**INSTRUCTIONS FOR THE TASK**
Give the data again in full. Keep every line the same.

━━━━━━━━

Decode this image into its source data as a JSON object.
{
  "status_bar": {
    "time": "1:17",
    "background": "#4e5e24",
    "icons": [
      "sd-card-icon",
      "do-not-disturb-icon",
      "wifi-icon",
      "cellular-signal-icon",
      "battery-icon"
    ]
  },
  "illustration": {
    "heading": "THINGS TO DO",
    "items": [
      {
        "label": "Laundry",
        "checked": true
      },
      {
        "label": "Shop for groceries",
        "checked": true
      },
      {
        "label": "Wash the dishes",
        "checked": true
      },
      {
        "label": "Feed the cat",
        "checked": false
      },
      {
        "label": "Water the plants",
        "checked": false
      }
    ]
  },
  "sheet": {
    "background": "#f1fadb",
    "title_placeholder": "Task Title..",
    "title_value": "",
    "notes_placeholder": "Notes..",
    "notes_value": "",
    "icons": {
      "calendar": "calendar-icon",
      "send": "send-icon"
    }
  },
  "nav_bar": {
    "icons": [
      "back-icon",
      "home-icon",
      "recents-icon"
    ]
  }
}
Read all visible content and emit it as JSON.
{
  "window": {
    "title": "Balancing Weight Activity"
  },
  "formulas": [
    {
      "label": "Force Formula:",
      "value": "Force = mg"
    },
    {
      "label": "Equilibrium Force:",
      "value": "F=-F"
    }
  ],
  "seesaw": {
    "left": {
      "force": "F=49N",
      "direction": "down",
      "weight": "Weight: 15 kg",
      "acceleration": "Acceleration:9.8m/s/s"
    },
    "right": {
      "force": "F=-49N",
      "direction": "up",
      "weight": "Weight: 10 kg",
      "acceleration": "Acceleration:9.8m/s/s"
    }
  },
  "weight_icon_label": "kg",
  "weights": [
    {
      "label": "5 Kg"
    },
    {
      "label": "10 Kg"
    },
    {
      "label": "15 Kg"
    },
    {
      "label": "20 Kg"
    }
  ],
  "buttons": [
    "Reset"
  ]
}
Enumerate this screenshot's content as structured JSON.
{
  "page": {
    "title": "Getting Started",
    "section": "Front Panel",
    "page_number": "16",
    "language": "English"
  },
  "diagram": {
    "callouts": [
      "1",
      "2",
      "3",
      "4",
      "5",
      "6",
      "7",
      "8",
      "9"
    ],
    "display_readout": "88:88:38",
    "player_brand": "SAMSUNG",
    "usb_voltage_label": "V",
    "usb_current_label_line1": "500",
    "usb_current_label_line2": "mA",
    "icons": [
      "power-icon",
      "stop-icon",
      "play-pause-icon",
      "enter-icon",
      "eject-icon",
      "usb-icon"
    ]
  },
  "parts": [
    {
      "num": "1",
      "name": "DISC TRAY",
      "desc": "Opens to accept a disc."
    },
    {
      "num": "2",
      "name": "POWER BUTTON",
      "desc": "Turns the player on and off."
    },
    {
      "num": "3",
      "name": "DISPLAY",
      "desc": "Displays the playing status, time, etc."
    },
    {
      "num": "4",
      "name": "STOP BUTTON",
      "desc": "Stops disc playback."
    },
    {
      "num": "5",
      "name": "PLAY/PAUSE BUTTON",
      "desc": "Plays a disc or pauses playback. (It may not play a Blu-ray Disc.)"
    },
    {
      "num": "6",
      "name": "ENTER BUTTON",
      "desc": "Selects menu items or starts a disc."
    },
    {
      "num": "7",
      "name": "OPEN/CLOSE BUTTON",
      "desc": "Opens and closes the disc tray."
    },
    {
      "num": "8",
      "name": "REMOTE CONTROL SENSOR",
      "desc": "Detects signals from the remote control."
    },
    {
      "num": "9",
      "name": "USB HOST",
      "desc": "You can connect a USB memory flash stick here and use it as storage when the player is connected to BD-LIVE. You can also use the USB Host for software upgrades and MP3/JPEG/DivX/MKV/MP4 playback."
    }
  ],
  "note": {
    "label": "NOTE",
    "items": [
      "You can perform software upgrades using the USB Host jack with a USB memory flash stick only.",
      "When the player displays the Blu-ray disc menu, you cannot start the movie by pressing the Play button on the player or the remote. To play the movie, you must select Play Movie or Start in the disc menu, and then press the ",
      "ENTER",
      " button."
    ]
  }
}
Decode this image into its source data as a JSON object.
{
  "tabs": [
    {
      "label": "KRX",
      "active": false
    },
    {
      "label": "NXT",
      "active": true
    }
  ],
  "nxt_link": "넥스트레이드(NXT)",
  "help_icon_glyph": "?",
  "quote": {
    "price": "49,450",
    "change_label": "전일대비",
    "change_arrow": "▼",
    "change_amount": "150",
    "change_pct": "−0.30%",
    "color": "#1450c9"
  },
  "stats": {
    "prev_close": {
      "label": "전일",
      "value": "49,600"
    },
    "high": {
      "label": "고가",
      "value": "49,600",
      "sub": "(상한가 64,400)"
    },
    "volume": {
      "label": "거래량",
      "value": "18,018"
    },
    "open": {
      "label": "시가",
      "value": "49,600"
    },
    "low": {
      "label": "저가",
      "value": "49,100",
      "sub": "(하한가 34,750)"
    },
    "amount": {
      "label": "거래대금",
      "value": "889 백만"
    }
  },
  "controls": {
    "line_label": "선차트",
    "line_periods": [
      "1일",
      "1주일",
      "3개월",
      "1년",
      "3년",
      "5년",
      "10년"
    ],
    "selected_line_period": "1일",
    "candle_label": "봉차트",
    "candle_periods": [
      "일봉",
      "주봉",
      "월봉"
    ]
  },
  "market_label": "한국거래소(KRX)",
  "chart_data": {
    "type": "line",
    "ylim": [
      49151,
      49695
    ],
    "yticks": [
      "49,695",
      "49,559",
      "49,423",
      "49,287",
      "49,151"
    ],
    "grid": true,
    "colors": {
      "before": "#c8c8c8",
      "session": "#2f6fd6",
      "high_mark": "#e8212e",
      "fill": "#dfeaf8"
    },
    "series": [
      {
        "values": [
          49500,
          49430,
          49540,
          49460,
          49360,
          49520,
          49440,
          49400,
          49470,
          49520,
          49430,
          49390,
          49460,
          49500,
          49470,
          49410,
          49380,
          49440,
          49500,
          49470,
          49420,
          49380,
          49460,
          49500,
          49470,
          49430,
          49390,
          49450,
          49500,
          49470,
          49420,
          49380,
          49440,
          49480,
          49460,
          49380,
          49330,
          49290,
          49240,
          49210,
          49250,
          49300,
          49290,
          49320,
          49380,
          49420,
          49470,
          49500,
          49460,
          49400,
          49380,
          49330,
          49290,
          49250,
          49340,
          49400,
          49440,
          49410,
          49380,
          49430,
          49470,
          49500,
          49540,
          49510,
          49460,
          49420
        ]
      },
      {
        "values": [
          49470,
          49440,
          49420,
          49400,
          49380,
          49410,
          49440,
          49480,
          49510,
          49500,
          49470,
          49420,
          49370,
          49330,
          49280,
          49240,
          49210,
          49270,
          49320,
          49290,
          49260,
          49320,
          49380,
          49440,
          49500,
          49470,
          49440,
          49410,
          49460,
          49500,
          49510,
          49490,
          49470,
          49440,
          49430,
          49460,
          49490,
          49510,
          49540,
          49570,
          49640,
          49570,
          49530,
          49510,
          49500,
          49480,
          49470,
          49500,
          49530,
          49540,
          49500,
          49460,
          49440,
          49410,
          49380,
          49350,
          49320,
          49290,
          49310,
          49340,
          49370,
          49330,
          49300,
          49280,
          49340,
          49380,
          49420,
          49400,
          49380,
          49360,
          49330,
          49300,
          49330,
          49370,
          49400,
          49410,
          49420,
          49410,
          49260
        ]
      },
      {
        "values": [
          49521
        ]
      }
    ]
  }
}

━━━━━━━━

**EXERCISE RESULT**
Decode this image into its source data as a JSON object.
{
  "status_bar": {
    "time": "1:17",
    "background": "#4e5e24",
    "icons": [
      "sd-card-icon",
      "do-not-disturb-icon",
      "wifi-icon",
      "cellular-signal-icon",
      "battery-icon"
    ]
  },
  "illustration": {
    "heading": "THINGS TO DO",
    "items": [
      {
        "label": "Laundry",
        "checked": true
      },
      {
        "label": "Shop for groceries",
        "checked": true
      },
      {
        "label": "Wash the dishes",
        "checked": true
      },
      {
        "label": "Feed the cat",
        "checked": false
      },
      {
        "label": "Water the plants",
        "checked": false
      }
    ]
  },
  "sheet": {
    "background": "#f1fadb",
    "title_placeholder": "Task Title..",
    "title_value": "",
    "notes_placeholder": "Notes..",
    "notes_value": "",
    "icons": {
      "calendar": "calendar-icon",
      "send": "send-icon"
    }
  },
  "nav_bar": {
    "icons": [
      "back-icon",
      "home-icon",
      "recents-icon"
    ]
  }
}
Read all visible content and emit it as JSON.
{
  "window": {
    "title": "Balancing Weight Activity"
  },
  "formulas": [
    {
      "label": "Force Formula:",
      "value": "Force = mg"
    },
    {
      "label": "Equilibrium Force:",
      "value": "F=-F"
    }
  ],
  "seesaw": {
    "left": {
      "force": "F=49N",
      "direction": "down",
      "weight": "Weight: 15 kg",
      "acceleration": "Acceleration:9.8m/s/s"
    },
    "right": {
      "force": "F=-49N",
      "direction": "up",
      "weight": "Weight: 10 kg",
      "acceleration": "Acceleration:9.8m/s/s"
    }
  },
  "weight_icon_label": "kg",
  "weights": [
    {
      "label": "5 Kg"
    },
    {
      "label": "10 Kg"
    },
    {
      "label": "15 Kg"
    },
    {
      "label": "20 Kg"
    }
  ],
  "buttons": [
    "Reset"
  ]
}
Enumerate this screenshot's content as structured JSON.
{
  "page": {
    "title": "Getting Started",
    "section": "Front Panel",
    "page_number": "16",
    "language": "English"
  },
  "diagram": {
    "callouts": [
      "1",
      "2",
      "3",
      "4",
      "5",
      "6",
      "7",
      "8",
      "9"
    ],
    "display_readout": "88:88:38",
    "player_brand": "SAMSUNG",
    "usb_voltage_label": "V",
    "usb_current_label_line1": "500",
    "usb_current_label_line2": "mA",
    "icons": [
      "power-icon",
      "stop-icon",
      "play-pause-icon",
      "enter-icon",
      "eject-icon",
      "usb-icon"
    ]
  },
  "parts": [
    {
      "num": "1",
      "name": "DISC TRAY",
      "desc": "Opens to accept a disc."
    },
    {
      "num": "2",
      "name": "POWER BUTTON",
      "desc": "Turns the player on and off."
    },
    {
      "num": "3",
      "name": "DISPLAY",
      "desc": "Displays the playing status, time, etc."
    },
    {
      "num": "4",
      "name": "STOP BUTTON",
      "desc": "Stops disc playback."
    },
    {
      "num": "5",
      "name": "PLAY/PAUSE BUTTON",
      "desc": "Plays a disc or pauses playback. (It may not play a Blu-ray Disc.)"
    },
    {
      "num": "6",
      "name": "ENTER BUTTON",
      "desc": "Selects menu items or starts a disc."
    },
    {
      "num": "7",
      "name": "OPEN/CLOSE BUTTON",
      "desc": "Opens and closes the disc tray."
    },
    {
      "num": "8",
      "name": "REMOTE CONTROL SENSOR",
      "desc": "Detects signals from the remote control."
    },
    {
      "num": "9",
      "name": "USB HOST",
      "desc": "You can connect a USB memory flash stick here and use it as storage when the player is connected to BD-LIVE. You can also use the USB Host for software upgrades and MP3/JPEG/DivX/MKV/MP4 playback."
    }
  ],
  "note": {
    "label": "NOTE",
    "items": [
      "You can perform software upgrades using the USB Host jack with a USB memory flash stick only.",
      "When the player displays the Blu-ray disc menu, you cannot start the movie by pressing the Play button on the player or the remote. To play the movie, you must select Play Movie or Start in the disc menu, and then press the ",
      "ENTER",
      " button."
    ]
  }
}
Decode this image into its source data as a JSON object.
{
  "tabs": [
    {
      "label": "KRX",
      "active": false
    },
    {
      "label": "NXT",
      "active": true
    }
  ],
  "nxt_link": "넥스트레이드(NXT)",
  "help_icon_glyph": "?",
  "quote": {
    "price": "49,450",
    "change_label": "전일대비",
    "change_arrow": "▼",
    "change_amount": "150",
    "change_pct": "−0.30%",
    "color": "#1450c9"
  },
  "stats": {
    "prev_close": {
      "label": "전일",
      "value": "49,600"
    },
    "high": {
      "label": "고가",
      "value": "49,600",
      "sub": "(상한가 64,400)"
    },
    "volume": {
      "label": "거래량",
      "value": "18,018"
    },
    "open": {
      "label": "시가",
      "value": "49,600"
    },
    "low": {
      "label": "저가",
      "value": "49,100",
      "sub": "(하한가 34,750)"
    },
    "amount": {
      "label": "거래대금",
      "value": "889 백만"
    }
  },
  "controls": {
    "line_label": "선차트",
    "line_periods": [
      "1일",
      "1주일",
      "3개월",
      "1년",
      "3년",
      "5년",
      "10년"
    ],
    "selected_line_period": "1일",
    "candle_label": "봉차트",
    "candle_periods": [
      "일봉",
      "주봉",
      "월봉"
    ]
  },
  "market_label": "한국거래소(KRX)",
  "chart_data": {
    "type": "line",
    "ylim": [
      49151,
      49695
    ],
    "yticks": [
      "49,695",
      "49,559",
      "49,423",
      "49,287",
      "49,151"
    ],
    "grid": true,
    "colors": {
      "before": "#c8c8c8",
      "session": "#2f6fd6",
      "high_mark": "#e8212e",
      "fill": "#dfeaf8"
    },
    "series": [
      {
        "values": [
          49500,
          49430,
          49540,
          49460,
          49360,
          49520,
          49440,
          49400,
          49470,
          49520,
          49430,
          49390,
          49460,
          49500,
          49470,
          49410,
          49380,
          49440,
          49500,
          49470,
          49420,
          49380,
          49460,
          49500,
          49470,
          49430,
          49390,
          49450,
          49500,
          49470,
          49420,
          49380,
          49440,
          49480,
          49460,
          49380,
          49330,
          49290,
          49240,
          49210,
          49250,
          49300,
          49290,
          49320,
          49380,
          49420,
          49470,
          49500,
          49460,
          49400,
          49380,
          49330,
          49290,
          49250,
          49340,
          49400,
          49440,
          49410,
          49380,
          49430,
          49470,
          49500,
          49540,
          49510,
          49460,
          49420
        ]
      },
      {
        "values": [
          49470,
          49440,
          49420,
          49400,
          49380,
          49410,
          49440,
          49480,
          49510,
          49500,
          49470,
          49420,
          49370,
          49330,
          49280,
          49240,
          49210,
          49270,
          49320,
          49290,
          49260,
          49320,
          49380,
          49440,
          49500,
          49470,
          49440,
          49410,
          49460,
          49500,
          49510,
          49490,
          49470,
          49440,
          49430,
          49460,
          49490,
          49510,
          49540,
          49570,
          49640,
          49570,
          49530,
          49510,
          49500,
          49480,
          49470,
          49500,
          49530,
          49540,
          49500,
          49460,
          49440,
          49410,
          49380,
          49350,
          49320,
          49290,
          49310,
          49340,
          49370,
          49330,
          49300,
          49280,
          49340,
          49380,
          49420,
          49400,
          49380,
          49360,
          49330,
          49300,
          49330,
          49370,
          49400,
          49410,
          49420,
          49410,
          49260
        ]
      },
      {
        "values": [
          49521
        ]
      }
    ]
  }
}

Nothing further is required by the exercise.